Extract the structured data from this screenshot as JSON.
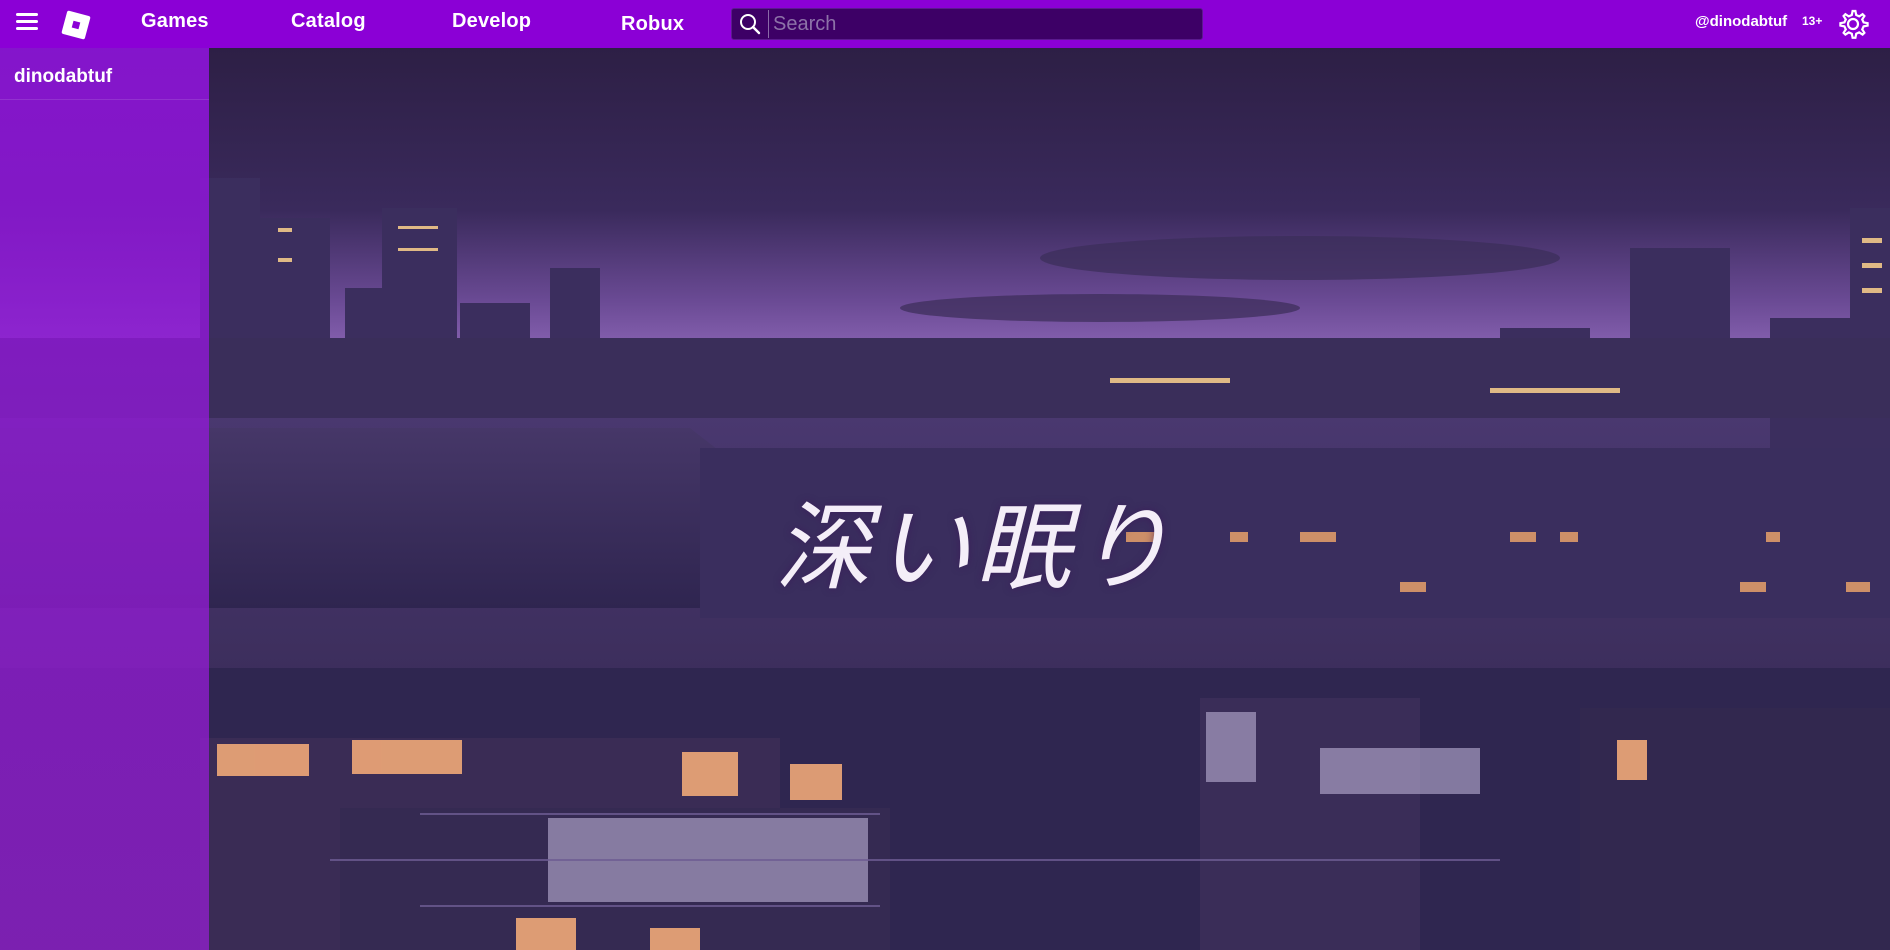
{
  "topbar": {
    "nav": {
      "games": "Games",
      "catalog": "Catalog",
      "develop": "Develop",
      "robux": "Robux"
    },
    "search": {
      "placeholder": "Search",
      "value": ""
    },
    "username": "@dinodabtuf",
    "age_badge": "13+",
    "icons": {
      "menu": "hamburger-menu-icon",
      "logo": "roblox-logo",
      "search": "search-icon",
      "settings": "gear-icon"
    }
  },
  "sidebar": {
    "username": "dinodabtuf"
  },
  "background": {
    "title_text": "深い眠り"
  },
  "colors": {
    "topbar": "#8b00d6",
    "search_bg": "#3d0066",
    "sidebar": "#8c14d7",
    "text": "#ffffff"
  }
}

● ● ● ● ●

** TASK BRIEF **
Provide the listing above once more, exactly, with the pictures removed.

** RESULT **
Extract the structured data from this screenshot as JSON.
{
  "topbar": {
    "nav": {
      "games": "Games",
      "catalog": "Catalog",
      "develop": "Develop",
      "robux": "Robux"
    },
    "search": {
      "placeholder": "Search",
      "value": ""
    },
    "username": "@dinodabtuf",
    "age_badge": "13+",
    "icons": {
      "menu": "hamburger-menu-icon",
      "logo": "roblox-logo",
      "search": "search-icon",
      "settings": "gear-icon"
    }
  },
  "sidebar": {
    "username": "dinodabtuf"
  },
  "background": {
    "title_text": "深い眠り"
  },
  "colors": {
    "topbar": "#8b00d6",
    "search_bg": "#3d0066",
    "sidebar": "#8c14d7",
    "text": "#ffffff"
  }
}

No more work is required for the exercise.